> _Instructions for the task_: All that is needed is each line of the entries holding the word "thickness", copied as it stands.

> _Data extracts_:
::::

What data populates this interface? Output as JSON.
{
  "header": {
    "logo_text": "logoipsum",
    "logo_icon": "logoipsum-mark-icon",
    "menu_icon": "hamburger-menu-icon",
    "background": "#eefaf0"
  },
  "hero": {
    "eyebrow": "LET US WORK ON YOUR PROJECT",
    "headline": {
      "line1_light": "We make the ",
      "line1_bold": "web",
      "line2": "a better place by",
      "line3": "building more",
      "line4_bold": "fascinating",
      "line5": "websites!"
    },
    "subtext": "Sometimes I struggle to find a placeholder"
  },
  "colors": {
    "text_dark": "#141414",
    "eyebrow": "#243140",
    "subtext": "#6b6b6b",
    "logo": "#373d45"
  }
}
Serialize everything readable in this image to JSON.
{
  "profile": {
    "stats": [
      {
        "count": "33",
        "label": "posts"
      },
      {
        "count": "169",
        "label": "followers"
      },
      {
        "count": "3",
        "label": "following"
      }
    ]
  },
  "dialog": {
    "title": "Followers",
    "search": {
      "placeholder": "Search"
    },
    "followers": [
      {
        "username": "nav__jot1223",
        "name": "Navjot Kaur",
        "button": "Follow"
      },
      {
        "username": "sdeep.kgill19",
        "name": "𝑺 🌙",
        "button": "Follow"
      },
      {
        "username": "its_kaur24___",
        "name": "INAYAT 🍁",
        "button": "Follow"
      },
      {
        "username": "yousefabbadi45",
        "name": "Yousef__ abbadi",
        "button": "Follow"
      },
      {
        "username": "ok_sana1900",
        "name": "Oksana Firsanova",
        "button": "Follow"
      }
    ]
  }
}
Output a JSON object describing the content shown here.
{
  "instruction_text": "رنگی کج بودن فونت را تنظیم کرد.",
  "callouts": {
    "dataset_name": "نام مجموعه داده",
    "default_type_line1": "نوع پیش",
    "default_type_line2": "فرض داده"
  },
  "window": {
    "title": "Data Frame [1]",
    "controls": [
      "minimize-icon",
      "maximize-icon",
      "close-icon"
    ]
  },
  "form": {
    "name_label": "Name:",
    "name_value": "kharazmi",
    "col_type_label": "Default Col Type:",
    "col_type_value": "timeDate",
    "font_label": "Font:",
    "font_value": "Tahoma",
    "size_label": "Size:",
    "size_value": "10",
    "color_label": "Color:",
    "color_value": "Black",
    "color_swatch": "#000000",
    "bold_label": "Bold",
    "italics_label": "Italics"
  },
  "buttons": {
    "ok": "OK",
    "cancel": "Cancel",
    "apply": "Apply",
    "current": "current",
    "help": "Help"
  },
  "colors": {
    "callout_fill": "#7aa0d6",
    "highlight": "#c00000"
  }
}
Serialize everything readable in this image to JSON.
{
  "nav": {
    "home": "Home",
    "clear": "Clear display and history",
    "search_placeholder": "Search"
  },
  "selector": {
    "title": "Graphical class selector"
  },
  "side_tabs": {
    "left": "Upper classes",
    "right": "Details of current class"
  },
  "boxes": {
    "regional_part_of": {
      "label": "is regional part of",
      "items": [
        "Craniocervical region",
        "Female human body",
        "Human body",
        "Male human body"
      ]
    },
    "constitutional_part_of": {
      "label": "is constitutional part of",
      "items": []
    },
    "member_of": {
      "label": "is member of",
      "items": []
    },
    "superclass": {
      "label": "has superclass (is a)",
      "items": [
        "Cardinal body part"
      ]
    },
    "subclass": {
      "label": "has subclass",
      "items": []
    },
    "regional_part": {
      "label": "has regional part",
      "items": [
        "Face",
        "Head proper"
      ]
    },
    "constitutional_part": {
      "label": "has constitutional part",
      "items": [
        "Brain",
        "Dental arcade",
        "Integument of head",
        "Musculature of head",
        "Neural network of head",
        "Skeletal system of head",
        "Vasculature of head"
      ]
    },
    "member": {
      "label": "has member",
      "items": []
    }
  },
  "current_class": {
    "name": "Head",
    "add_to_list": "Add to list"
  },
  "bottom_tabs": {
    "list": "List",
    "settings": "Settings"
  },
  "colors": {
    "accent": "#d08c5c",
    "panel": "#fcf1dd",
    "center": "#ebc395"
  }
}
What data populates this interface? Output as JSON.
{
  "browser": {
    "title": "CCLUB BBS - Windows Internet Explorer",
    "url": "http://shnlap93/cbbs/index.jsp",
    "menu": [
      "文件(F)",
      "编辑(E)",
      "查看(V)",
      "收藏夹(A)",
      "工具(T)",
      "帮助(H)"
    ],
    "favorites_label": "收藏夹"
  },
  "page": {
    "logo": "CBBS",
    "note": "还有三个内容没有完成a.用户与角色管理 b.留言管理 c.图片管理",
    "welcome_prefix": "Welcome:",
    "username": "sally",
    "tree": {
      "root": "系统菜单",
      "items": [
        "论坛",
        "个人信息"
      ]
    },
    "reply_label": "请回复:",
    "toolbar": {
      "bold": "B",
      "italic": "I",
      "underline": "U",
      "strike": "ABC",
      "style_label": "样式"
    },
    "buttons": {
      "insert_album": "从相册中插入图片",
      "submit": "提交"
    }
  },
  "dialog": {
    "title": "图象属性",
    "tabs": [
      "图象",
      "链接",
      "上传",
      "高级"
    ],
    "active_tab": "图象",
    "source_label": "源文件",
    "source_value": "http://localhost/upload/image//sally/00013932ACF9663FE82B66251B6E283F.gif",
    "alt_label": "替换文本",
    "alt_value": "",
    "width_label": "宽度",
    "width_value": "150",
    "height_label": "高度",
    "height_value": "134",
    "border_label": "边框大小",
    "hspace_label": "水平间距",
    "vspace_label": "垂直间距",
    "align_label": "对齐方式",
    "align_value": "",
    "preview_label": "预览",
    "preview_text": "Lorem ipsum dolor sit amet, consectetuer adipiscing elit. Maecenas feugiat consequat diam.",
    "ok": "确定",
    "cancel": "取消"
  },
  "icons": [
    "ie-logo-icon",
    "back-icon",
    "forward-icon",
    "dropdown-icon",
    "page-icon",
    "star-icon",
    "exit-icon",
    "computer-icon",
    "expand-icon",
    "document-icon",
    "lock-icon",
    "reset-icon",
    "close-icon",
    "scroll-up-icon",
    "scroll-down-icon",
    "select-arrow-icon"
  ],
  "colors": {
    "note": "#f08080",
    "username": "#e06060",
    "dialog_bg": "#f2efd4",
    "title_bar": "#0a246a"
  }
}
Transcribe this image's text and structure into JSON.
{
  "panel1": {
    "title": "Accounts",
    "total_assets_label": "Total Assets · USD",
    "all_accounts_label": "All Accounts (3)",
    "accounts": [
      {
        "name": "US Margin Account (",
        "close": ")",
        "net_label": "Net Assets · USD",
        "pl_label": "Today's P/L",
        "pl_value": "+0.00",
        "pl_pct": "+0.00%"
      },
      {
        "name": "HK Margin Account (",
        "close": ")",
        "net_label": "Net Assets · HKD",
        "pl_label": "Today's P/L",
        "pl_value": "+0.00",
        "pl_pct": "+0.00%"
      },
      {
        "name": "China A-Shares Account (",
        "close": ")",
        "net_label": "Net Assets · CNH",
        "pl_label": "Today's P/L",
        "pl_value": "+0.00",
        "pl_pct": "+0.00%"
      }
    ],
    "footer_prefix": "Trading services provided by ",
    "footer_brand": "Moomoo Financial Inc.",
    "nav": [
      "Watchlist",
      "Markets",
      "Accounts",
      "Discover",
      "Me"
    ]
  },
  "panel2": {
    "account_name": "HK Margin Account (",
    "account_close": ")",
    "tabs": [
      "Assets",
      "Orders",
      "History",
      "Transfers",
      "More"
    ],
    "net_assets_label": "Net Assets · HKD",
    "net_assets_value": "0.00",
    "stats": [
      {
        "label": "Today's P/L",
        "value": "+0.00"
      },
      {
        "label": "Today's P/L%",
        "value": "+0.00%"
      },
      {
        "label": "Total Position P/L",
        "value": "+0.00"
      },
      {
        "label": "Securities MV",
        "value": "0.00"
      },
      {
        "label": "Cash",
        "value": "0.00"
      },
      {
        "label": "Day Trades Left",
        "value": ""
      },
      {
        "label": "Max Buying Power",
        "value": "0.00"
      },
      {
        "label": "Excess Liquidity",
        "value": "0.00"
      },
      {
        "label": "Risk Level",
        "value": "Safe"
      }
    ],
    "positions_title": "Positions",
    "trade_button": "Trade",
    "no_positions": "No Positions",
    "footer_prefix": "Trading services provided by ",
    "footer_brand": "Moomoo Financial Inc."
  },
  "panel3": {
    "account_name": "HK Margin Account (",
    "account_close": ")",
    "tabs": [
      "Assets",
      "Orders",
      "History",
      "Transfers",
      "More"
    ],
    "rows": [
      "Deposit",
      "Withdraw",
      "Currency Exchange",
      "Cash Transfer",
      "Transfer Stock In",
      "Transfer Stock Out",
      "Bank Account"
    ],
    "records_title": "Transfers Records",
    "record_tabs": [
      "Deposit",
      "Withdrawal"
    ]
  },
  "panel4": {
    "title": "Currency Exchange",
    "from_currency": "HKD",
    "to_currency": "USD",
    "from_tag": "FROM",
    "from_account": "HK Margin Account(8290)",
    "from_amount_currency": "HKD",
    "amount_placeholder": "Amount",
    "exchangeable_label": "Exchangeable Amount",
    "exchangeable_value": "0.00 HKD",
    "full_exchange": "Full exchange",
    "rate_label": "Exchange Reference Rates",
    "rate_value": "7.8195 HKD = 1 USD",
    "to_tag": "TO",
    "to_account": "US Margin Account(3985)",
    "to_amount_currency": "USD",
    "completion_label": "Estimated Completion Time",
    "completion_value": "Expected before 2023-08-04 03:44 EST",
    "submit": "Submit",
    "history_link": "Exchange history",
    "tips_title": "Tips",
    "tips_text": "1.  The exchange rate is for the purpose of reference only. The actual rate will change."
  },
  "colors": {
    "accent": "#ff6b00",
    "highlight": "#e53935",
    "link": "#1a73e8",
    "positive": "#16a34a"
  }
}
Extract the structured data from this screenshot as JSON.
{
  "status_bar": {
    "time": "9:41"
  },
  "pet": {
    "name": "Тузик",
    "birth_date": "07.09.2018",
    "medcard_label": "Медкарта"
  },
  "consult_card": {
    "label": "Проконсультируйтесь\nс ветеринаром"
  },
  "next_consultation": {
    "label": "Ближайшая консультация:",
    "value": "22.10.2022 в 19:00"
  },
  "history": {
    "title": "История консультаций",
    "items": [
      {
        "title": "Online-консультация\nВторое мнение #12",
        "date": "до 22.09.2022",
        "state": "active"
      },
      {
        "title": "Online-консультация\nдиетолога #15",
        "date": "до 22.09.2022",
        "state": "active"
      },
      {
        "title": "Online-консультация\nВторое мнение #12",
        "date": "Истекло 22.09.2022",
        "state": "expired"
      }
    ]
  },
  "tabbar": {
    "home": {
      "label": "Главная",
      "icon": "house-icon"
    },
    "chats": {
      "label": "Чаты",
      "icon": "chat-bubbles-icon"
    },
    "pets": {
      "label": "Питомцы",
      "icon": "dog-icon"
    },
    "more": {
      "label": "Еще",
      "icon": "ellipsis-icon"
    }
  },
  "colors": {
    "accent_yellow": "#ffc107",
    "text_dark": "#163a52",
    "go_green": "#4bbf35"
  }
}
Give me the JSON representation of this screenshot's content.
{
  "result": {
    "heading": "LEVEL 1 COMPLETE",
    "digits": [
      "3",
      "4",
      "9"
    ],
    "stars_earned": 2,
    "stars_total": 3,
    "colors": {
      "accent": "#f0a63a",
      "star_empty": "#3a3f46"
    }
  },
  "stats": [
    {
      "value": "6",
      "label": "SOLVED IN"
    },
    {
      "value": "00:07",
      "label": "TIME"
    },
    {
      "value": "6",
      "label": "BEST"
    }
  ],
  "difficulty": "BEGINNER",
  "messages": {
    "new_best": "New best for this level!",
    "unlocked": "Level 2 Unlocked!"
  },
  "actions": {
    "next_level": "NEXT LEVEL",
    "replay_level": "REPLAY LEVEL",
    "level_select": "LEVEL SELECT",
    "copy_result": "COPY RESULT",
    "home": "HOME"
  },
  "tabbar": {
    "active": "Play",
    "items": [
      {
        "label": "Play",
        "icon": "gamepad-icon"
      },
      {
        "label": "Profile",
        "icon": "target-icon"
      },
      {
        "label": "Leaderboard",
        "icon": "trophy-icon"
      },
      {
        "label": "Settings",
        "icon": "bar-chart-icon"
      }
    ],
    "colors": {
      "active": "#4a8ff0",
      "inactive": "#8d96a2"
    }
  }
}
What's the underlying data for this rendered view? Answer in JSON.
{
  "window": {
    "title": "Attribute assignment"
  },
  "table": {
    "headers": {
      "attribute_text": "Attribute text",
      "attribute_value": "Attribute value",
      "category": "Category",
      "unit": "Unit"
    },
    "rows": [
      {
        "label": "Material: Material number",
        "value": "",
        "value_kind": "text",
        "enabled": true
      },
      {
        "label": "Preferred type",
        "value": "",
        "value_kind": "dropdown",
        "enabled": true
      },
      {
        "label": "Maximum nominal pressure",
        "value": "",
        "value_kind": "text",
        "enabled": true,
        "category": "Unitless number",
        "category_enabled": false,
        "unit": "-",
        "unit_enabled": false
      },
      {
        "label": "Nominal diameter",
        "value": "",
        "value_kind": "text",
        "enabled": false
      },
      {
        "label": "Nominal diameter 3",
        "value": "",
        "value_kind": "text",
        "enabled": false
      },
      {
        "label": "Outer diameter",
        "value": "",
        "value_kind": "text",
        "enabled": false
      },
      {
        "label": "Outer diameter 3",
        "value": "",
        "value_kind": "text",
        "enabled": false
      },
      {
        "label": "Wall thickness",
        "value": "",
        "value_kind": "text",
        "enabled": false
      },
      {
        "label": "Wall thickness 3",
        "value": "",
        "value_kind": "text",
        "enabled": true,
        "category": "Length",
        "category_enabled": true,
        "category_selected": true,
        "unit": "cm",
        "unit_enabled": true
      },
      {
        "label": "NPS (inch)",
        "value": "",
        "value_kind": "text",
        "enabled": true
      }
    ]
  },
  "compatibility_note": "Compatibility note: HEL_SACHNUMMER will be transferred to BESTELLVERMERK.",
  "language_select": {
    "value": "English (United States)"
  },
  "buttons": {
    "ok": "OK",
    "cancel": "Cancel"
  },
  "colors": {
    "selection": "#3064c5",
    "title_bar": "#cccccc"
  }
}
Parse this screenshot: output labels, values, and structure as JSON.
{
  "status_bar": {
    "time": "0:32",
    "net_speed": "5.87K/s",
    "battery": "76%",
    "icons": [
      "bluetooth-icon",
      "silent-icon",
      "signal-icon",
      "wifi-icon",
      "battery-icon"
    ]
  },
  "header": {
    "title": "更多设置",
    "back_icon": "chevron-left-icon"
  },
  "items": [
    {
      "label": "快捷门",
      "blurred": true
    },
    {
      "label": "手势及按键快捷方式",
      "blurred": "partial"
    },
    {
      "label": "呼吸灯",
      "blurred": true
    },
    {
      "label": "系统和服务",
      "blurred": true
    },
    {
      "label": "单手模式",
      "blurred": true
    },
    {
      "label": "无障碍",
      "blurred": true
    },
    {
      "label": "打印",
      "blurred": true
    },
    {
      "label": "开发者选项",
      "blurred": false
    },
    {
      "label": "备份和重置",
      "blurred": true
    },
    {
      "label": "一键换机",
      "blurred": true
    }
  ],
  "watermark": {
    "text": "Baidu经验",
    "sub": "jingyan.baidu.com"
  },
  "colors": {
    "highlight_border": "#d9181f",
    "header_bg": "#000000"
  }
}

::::

> _Result_:
        "label": "Wall thickness",
        "label": "Wall thickness 3",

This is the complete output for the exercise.